Small tables were located close to the refreshment buffet and beneath the elevated bandstand on the east side. On the west side, behind the reserved seats was a wide promenade, and behind this again rose several tiers of seats for the use of the public. One section was set apart as a "smokers' retreat," and the seats were so arranged that a full view of the skating surface could be obtained from any seat in the building. To the left of the main entrance were the administrative offices, the ladies' and gentlemen's rooms, each provided with an office for the supply of skates, and furnished sumptuously. 
The power necessary to keep everything going was a compact 100-ton engine plant. The condensing plant was connected with the river, the water being drawn from and returned there. Filtered Yan Yean water was used for ice making. Reid intended to run a a tramway right down to the Yarra River, so that the goods of exporters could be easily loaded on board outgoing vessels using barges. In those years, ships came right up the river to a saltwater turning basin overlooked by Old Customs House on Flinders and William, today's Immigration Museum. 
The first Australian ice floors were a by-product of ice works, born of necessity in a dry land, pioneered here, and before the International Ice Hockey Federation had even existed. They were world-class, multi-functional arenas, brilliantly conceived as publicly-listed companies, and it is doubtful there was anything quite like them anywhere else in the world. International visitors gazed upon them in wonder. Amateur ice hockey in Australia was born in Melbourne in 1906 and 1907 and, while it was small in scale, it was still comparable to anywhere else.
It was played as an offside game twenty years earlier than almost everywhere else and, as a result, it was highly progressive and innovative by world standards. The first ice hockey games in Europe were played at the Prince's Skating Club in Knightsbridge, England, in 1902  and it was from there that Australia's first skaters were trained by one of its instructors, James Brewer, who had taught in Adelaide and exhibited on opening night in Melbourne. He was joined in Melbourne by Professor W Chambers, also from Princes.

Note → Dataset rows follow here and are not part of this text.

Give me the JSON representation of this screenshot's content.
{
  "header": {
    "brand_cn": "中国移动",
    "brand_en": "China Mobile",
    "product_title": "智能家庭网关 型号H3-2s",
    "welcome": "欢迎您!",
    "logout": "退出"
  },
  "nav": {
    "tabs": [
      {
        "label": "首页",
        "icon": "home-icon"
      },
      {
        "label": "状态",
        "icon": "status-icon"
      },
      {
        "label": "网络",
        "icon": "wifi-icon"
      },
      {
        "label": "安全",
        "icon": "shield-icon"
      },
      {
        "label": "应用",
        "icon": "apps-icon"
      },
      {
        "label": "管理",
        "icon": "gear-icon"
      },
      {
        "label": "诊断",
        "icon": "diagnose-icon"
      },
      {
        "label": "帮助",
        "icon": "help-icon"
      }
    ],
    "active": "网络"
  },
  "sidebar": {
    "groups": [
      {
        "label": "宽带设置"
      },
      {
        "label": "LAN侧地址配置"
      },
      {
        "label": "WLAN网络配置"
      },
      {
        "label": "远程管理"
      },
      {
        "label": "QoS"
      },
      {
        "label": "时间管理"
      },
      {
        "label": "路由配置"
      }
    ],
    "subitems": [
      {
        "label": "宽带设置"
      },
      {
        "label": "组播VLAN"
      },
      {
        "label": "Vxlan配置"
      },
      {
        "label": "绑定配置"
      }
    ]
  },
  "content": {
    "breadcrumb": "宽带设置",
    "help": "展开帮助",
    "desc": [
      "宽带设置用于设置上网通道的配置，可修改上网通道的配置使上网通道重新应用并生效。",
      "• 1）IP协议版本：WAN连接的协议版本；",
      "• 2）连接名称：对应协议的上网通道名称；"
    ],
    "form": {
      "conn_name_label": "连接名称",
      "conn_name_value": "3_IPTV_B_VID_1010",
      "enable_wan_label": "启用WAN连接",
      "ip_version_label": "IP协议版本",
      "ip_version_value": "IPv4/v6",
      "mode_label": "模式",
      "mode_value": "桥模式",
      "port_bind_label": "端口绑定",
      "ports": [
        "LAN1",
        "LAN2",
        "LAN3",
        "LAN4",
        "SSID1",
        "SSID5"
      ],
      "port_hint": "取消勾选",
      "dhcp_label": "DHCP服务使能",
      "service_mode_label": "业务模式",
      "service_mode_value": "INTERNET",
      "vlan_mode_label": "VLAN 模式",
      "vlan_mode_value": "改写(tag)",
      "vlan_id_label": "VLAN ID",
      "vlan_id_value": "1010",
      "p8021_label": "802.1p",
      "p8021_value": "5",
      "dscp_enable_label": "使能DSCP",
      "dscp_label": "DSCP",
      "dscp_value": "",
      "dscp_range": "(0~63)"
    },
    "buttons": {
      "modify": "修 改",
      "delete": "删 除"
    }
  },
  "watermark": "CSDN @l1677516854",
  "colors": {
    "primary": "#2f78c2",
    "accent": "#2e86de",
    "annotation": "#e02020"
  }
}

The sport here was linked directly to the very foundations of the modern North American game, through Herb Blatchly, Bobbie Jackson and Jack Goodall. A branch of the Goodall family built a merchant shipping dynasty. Their vessels plied the Pacific all along the West Coast, between California, British Columbia, Washington, and Alaska, and it was these centres that most influenced Australian ice sports. Despite the vast physical and psychological distances that separated them, Australia, Canada and the United States were — and still are — parallel nations. 
1. Ice Hockey Victoria Centenary Video, Ross Carpenter, September 2009.
2. The Argus, Melbourne, Sat 9 Jun 1906 p 16. The 'Glaciarium' Real Ice Skating Rink.
3. The Leader, Melbourne, Sat 6 June 1906 p 33. The Glaciarium.
4. iihf.com history page, last accessed April 2016.
5. It was not until 1925 that the LIGH congress (today's IIHF) decided to set a minimum rink size for international tournaments: 50 x 18m (164 x 59ft) — about half the size of a bandy field and smaller than the standard NHL rink. The standard LIGH rink was set to 56 x 26m (184 x 85ft).
6. Sydney Morning Herald Good Weekend, August 15 2015, 'Two of us: Geoff and Gweneth Henke' by Robyn Doreian.
7. Beryl Black Archive.
8. Coloured postcard courtesy State Library Victoria. Image first published in Punch, Melbourne, 14 June 1906, p 14. The opening of the Glaciarium or real ice skating rink.